*** Opening of Data for processing ***

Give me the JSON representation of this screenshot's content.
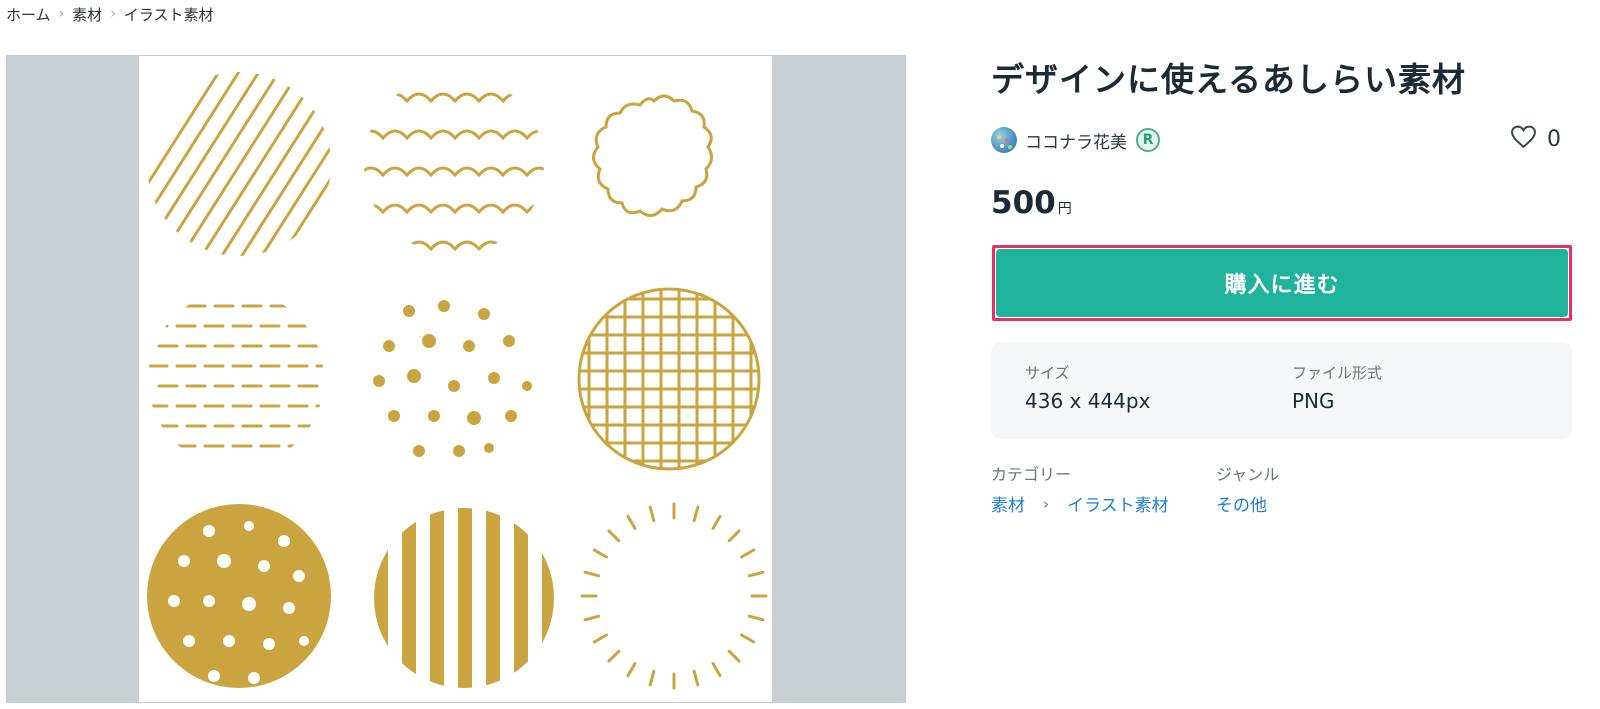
{
  "breadcrumb": {
    "items": [
      "ホーム",
      "素材",
      "イラスト素材"
    ]
  },
  "product": {
    "title": "デザインに使えるあしらい素材",
    "seller": {
      "name": "ココナラ花美",
      "rank_badge": "R"
    },
    "favorite": {
      "icon": "heart-outline-icon",
      "count": "0"
    },
    "price": {
      "value": "500",
      "unit": "円"
    },
    "buy_button_label": "購入に進む",
    "specs": [
      {
        "label": "サイズ",
        "value": "436 x 444px"
      },
      {
        "label": "ファイル形式",
        "value": "PNG"
      }
    ],
    "category": {
      "label": "カテゴリー",
      "path": [
        "素材",
        "イラスト素材"
      ]
    },
    "genre": {
      "label": "ジャンル",
      "value": "その他"
    }
  },
  "colors": {
    "accent_button": "#1fb39c",
    "highlight_outline": "#ea2d6b",
    "link": "#1e7fd8",
    "illustration_gold": "#c9a43f"
  }
}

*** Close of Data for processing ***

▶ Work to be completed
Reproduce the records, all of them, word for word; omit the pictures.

▶ Response to this exercise
Give me the JSON representation of this screenshot's content.
{
  "breadcrumb": {
    "items": [
      "ホーム",
      "素材",
      "イラスト素材"
    ]
  },
  "product": {
    "title": "デザインに使えるあしらい素材",
    "seller": {
      "name": "ココナラ花美",
      "rank_badge": "R"
    },
    "favorite": {
      "icon": "heart-outline-icon",
      "count": "0"
    },
    "price": {
      "value": "500",
      "unit": "円"
    },
    "buy_button_label": "購入に進む",
    "specs": [
      {
        "label": "サイズ",
        "value": "436 x 444px"
      },
      {
        "label": "ファイル形式",
        "value": "PNG"
      }
    ],
    "category": {
      "label": "カテゴリー",
      "path": [
        "素材",
        "イラスト素材"
      ]
    },
    "genre": {
      "label": "ジャンル",
      "value": "その他"
    }
  },
  "colors": {
    "accent_button": "#1fb39c",
    "highlight_outline": "#ea2d6b",
    "link": "#1e7fd8",
    "illustration_gold": "#c9a43f"
  }
}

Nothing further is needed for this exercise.